**Work to complete**:
Please copy out the listing below in full and exactly.

**Material shown**:
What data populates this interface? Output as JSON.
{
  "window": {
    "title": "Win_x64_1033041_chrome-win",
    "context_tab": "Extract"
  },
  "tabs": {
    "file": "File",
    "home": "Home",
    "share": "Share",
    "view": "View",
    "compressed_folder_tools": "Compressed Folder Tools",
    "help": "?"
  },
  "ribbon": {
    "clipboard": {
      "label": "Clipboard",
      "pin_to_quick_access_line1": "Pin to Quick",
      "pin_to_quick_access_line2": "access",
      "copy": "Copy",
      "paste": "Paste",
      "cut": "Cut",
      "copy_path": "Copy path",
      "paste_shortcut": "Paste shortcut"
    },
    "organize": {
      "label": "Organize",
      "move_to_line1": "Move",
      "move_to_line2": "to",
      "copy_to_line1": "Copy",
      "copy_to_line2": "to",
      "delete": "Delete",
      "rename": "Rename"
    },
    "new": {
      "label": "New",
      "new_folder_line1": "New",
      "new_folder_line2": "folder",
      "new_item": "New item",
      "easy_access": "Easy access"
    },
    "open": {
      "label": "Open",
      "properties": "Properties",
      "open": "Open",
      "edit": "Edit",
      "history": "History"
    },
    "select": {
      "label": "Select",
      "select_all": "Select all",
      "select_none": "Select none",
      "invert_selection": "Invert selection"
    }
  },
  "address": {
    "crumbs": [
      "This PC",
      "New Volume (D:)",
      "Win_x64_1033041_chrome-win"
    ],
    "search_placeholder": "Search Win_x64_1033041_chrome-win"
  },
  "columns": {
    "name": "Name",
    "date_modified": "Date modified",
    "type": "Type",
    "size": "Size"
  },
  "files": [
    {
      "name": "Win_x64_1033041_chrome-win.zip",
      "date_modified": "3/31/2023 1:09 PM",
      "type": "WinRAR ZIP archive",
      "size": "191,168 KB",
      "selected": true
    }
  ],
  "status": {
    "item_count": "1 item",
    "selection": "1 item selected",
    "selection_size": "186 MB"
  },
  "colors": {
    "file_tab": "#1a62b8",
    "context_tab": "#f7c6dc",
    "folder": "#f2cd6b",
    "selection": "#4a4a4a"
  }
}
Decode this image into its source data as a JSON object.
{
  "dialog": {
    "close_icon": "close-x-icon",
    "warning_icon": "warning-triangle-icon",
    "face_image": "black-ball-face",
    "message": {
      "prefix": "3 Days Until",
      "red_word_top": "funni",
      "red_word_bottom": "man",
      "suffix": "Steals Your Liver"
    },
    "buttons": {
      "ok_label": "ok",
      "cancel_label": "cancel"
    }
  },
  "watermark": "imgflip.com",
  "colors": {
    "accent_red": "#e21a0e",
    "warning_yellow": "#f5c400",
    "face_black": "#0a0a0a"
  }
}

**Exercise result**:
What data populates this interface? Output as JSON.
{
  "window": {
    "title": "Win_x64_1033041_chrome-win",
    "context_tab": "Extract"
  },
  "tabs": {
    "file": "File",
    "home": "Home",
    "share": "Share",
    "view": "View",
    "compressed_folder_tools": "Compressed Folder Tools",
    "help": "?"
  },
  "ribbon": {
    "clipboard": {
      "label": "Clipboard",
      "pin_to_quick_access_line1": "Pin to Quick",
      "pin_to_quick_access_line2": "access",
      "copy": "Copy",
      "paste": "Paste",
      "cut": "Cut",
      "copy_path": "Copy path",
      "paste_shortcut": "Paste shortcut"
    },
    "organize": {
      "label": "Organize",
      "move_to_line1": "Move",
      "move_to_line2": "to",
      "copy_to_line1": "Copy",
      "copy_to_line2": "to",
      "delete": "Delete",
      "rename": "Rename"
    },
    "new": {
      "label": "New",
      "new_folder_line1": "New",
      "new_folder_line2": "folder",
      "new_item": "New item",
      "easy_access": "Easy access"
    },
    "open": {
      "label": "Open",
      "properties": "Properties",
      "open": "Open",
      "edit": "Edit",
      "history": "History"
    },
    "select": {
      "label": "Select",
      "select_all": "Select all",
      "select_none": "Select none",
      "invert_selection": "Invert selection"
    }
  },
  "address": {
    "crumbs": [
      "This PC",
      "New Volume (D:)",
      "Win_x64_1033041_chrome-win"
    ],
    "search_placeholder": "Search Win_x64_1033041_chrome-win"
  },
  "columns": {
    "name": "Name",
    "date_modified": "Date modified",
    "type": "Type",
    "size": "Size"
  },
  "files": [
    {
      "name": "Win_x64_1033041_chrome-win.zip",
      "date_modified": "3/31/2023 1:09 PM",
      "type": "WinRAR ZIP archive",
      "size": "191,168 KB",
      "selected": true
    }
  ],
  "status": {
    "item_count": "1 item",
    "selection": "1 item selected",
    "selection_size": "186 MB"
  },
  "colors": {
    "file_tab": "#1a62b8",
    "context_tab": "#f7c6dc",
    "folder": "#f2cd6b",
    "selection": "#4a4a4a"
  }
}
Decode this image into its source data as a JSON object.
{
  "dialog": {
    "close_icon": "close-x-icon",
    "warning_icon": "warning-triangle-icon",
    "face_image": "black-ball-face",
    "message": {
      "prefix": "3 Days Until",
      "red_word_top": "funni",
      "red_word_bottom": "man",
      "suffix": "Steals Your Liver"
    },
    "buttons": {
      "ok_label": "ok",
      "cancel_label": "cancel"
    }
  },
  "watermark": "imgflip.com",
  "colors": {
    "accent_red": "#e21a0e",
    "warning_yellow": "#f5c400",
    "face_black": "#0a0a0a"
  }
}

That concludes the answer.